Myrna Peterson commutes to a community discussion on self-driving vehicles.
Myrna Peterson commutes to a community discussion on self-driving vehicles in Grand Rapids, Minn. on Nov. 13.
Dan Kraker | MPR News

She bundled up under a scarf. An attendant outfitted her in a bright yellow jacket. She rolled out the door, and up the slippery driveway, where she had to wait for giant logging trucks to pass before scooting across the highway.

Peterson loves the independence of driving herself into town, she said. But she's tired of getting caught in rain and snowstorms. "I need a heater and a hood," she said, laughing.

Rural transit systems are often limited. Hers doesn't run on weekends or after 8 p.m. That's why Peterson is so excited about the potential for autonomous vehicles.

"It just seems like it would be such a freeing thing," she said.

Douma believes self-driving vehicles could be a game-changer for Minnesota's 41 rural transit systems. The technology would free them up from having to recruit and pay drivers, he said, which is one of their largest expenses.

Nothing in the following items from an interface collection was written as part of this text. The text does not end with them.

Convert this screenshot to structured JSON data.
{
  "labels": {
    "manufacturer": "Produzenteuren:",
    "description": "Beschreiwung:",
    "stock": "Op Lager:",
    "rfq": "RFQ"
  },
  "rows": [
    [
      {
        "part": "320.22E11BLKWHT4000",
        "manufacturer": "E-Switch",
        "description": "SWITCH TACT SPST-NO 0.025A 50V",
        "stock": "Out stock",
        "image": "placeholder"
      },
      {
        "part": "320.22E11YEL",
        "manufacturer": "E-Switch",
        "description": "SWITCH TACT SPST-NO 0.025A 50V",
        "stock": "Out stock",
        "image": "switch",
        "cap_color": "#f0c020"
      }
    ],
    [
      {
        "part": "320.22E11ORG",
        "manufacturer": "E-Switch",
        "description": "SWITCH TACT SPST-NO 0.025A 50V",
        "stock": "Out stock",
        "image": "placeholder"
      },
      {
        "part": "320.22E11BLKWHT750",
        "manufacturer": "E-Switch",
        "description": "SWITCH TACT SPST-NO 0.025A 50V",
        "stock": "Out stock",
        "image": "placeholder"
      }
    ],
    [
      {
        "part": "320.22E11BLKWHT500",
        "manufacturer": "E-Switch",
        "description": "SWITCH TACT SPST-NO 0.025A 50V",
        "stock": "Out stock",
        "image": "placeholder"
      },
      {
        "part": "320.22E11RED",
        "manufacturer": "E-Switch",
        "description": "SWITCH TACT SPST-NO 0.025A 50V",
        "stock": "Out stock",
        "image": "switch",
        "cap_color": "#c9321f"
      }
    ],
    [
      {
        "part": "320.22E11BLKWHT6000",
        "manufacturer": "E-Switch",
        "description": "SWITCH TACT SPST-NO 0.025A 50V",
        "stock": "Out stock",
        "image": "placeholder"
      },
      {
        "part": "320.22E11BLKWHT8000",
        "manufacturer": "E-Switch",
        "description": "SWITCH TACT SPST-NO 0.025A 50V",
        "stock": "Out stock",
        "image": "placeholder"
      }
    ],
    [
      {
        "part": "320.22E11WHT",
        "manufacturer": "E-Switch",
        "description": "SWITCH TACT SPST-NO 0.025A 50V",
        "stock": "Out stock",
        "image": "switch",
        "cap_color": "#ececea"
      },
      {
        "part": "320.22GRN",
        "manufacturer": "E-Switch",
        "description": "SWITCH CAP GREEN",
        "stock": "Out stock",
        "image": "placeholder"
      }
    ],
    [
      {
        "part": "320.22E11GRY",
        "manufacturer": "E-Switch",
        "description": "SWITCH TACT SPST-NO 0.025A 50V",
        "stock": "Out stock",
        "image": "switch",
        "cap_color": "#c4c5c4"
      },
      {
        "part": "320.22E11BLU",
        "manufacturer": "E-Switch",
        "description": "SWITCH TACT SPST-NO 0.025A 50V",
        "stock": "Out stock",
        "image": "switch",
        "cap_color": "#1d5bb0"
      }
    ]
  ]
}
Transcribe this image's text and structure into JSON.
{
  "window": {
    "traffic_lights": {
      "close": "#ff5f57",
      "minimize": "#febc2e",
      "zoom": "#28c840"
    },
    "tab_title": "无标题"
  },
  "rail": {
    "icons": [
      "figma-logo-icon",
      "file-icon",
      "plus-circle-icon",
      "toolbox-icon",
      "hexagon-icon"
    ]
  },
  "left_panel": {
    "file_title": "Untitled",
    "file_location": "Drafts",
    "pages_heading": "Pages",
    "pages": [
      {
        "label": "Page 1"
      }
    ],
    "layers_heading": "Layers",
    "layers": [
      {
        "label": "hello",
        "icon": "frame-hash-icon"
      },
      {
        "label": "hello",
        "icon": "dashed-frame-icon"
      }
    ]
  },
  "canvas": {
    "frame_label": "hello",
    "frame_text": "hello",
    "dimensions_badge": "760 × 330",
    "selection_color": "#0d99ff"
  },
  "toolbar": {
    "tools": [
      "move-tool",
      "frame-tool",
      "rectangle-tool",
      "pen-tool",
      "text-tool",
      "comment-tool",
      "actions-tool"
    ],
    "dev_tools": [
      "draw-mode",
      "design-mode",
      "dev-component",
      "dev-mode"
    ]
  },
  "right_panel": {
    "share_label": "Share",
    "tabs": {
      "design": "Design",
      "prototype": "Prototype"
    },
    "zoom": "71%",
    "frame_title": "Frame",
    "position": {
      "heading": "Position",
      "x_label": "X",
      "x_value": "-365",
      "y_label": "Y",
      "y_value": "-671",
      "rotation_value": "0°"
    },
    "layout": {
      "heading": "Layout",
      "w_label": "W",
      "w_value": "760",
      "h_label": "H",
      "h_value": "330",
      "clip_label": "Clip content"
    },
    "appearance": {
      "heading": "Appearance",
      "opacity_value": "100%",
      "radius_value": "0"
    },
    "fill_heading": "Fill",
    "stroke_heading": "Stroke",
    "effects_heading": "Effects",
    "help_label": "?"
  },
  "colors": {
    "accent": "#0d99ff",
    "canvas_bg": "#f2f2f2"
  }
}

Minnesota's 41 rural transit systems combined receive more than $90 million in state and federal grants, said Michael Johnson, program supervisor with the Minnesota Department of Transportation's Office of Transit.

They also promise big safety advances in places where car accidents are more common. And they could offer more mobility to senior citizens, who make up a larger percentage of the population in rural areas.

Still, a number of obstacles remain. The technology is still developing. And the policy and legal framework to deal with questions like liability and insurance still needs to be established.

But advocates say driverless vehicles could be transformative for rural economies, where getting people to work is a big barrier.

Drawing from the Minnesota Autonomous Bus Project
Drawing from the Minnesota Autonomous Bus Project, which has a goal of researching vehicle and infrastructure requirements to safely operate an autonomous bus in cold weather climate conditions.

"In addition to opening up a whole new world for the elderly and the disabled, I see driverless vehicles as holding real potential for igniting a new spark in rural communities," said state Rep. Sandy Layman, R-Cohasset.

"I think it's a tremendous growth opportunity for us," said Itasca County Sheriff Vic Williams. "It allows the accessibility for people limited in their mobility to be able to have some freedoms that we take for granted."

Autonomous vehicles will be getting a big publicity boost in Minnesota this winter. MnDOT plans to operate a self-driving shuttle bus on Nicollet Mall in downtown Minneapolis during the week of the Super Bowl.

State workers have already begun testing how the vehicle performs in winter driving conditions. If it does well, the next step could be to pilot the bus somewhere else in Minnesota.